** Try it **
Return, from the listing below, each line where the word "social" appears.

━━━ Information ━━━

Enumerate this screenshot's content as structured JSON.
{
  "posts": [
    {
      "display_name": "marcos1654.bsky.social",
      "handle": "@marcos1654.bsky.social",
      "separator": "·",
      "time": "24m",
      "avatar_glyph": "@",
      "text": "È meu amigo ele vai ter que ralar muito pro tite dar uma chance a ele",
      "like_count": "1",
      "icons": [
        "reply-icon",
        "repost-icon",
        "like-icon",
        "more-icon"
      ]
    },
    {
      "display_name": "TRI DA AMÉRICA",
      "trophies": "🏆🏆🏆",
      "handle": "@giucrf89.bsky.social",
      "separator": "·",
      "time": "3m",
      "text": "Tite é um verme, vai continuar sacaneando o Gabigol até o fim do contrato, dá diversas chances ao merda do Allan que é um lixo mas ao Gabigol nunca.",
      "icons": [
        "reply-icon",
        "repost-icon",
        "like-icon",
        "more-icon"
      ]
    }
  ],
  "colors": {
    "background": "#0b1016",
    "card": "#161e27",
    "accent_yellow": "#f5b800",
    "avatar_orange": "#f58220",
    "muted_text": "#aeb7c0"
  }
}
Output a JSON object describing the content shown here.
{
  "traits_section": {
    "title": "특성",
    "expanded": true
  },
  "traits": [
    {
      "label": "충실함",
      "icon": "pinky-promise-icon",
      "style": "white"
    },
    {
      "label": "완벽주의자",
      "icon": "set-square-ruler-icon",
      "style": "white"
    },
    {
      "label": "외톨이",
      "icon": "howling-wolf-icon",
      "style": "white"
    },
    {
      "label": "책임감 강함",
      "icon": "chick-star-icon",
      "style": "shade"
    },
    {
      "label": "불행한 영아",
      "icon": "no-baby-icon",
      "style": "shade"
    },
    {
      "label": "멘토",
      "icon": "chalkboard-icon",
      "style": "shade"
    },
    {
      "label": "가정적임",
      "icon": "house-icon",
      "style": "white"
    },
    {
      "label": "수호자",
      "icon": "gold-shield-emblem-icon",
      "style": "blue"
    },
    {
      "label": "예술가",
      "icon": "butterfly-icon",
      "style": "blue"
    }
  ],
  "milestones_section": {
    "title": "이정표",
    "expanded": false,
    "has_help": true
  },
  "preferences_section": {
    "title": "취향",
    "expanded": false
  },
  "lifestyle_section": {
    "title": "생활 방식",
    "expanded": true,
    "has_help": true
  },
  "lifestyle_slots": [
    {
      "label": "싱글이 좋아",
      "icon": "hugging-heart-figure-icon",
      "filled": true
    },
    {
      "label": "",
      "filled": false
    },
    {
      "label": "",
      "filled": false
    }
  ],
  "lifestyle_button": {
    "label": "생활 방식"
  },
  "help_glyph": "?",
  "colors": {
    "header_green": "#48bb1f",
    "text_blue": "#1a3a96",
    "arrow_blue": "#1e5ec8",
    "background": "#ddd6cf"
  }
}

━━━

** Reply **
      "display_name": "marcos1654.bsky.social",
      "handle": "@marcos1654.bsky.social",
      "handle": "@giucrf89.bsky.social",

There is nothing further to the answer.